It seems that these sorts of ventures should be the go-to business plan for product and service companies. For many in the humanitarian world, while paying a bit more for your basic product, knowing that its purchase directly benefits and changes the lives of others who are less fortunate makes opening up our wallets easier. For the people at charity:water, Dwell, and Soma, transparency with their work is extremely important. Their websites provide detailed information and illustrations on their finished and ongoing projects. Going back to Bill Gates’ word of advice in his 2013 letter, being upfront and proving your successes and even failures are going to propel charities to exceed their goals and give donors the comfort and reassurance they deserve.

– Deena Dulgerian

Source: Co.EXIST

Imagine living in a slum. There is little food to split between you and your family and you are a minority in your age group because you have regularly attended school before. This was exactly the situation that teenager Phiona Mutesi found herself in when she started learning chess.

The slum where Phiona lives is called Katwe, and it is located right in the Ugandan capital of Kampala, where veteran and refugee Robert Katende began a chess program for children, giving them food in return for completing a lesson. Of his program, Katende has said that he had started it hoping to teach analytic and problem-solving skills that the children could apply to succeed in their own lives.

This was the program that would come to change Phiona’s life and turn her into “The Queen of Katwe”.

“I was living a hard life, where I was sleeping on the streets, and you couldn’t have anything to eat in the streets. So that’s when I decided for my brother to get a cup of porridge,” Mutesi told CNN.

Although she was unfamiliar with the game, as is most of Uganda, Phiona worked hard, practicing every day for a year. Eventually, she began to win against older children and compete for titles.
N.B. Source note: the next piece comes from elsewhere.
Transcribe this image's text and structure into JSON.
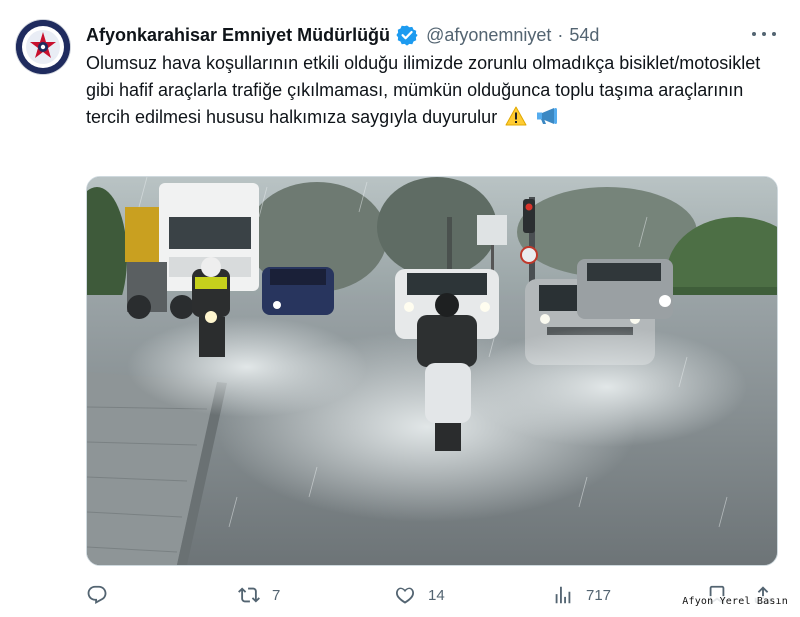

Since those early days, Phiona has represented her country in several international chess competitions in countries such as Sudan, Siberia, and Istanbul.

Although life for her is still hard – she still lives in the Katwe slum with her family – winning competitions and working hard to one day become a Grandmaster keeps her hopeful. A grant that she has received through her competing has even allowed her to go back to school and develop her reading and writing skills.

While Phiona’s story of success has yet to win her the chess title of Grandmaster, she has gained another, unofficial reputation as the ultimate underdog. She is an underdog on the global chess stage both because she comes from Africa, a continent where chess is culturally absent in most countries, and because she is from Uganda specifically, a nation that is one of the poorest on the continent. The fact that she is from Katwe, a slum, is a strike against her even to other Ugandans. However, despite these odds, she has achieved enormous success given her circumstances.

Phiona Mutesi’s inspiring story was written into a book called “The Queen of Katwe,” by Tim Crothers, and was published in October of 2012. Since then, Disney has bought the rights to the story and has started making a movie to chronicle Phiona’s journey to the international chess stage. The Queen of Katwe remains steadfast in attaining her dream of becoming a Grandmaster and is an inspiration to us all.

– Nina Narang

Source: CNN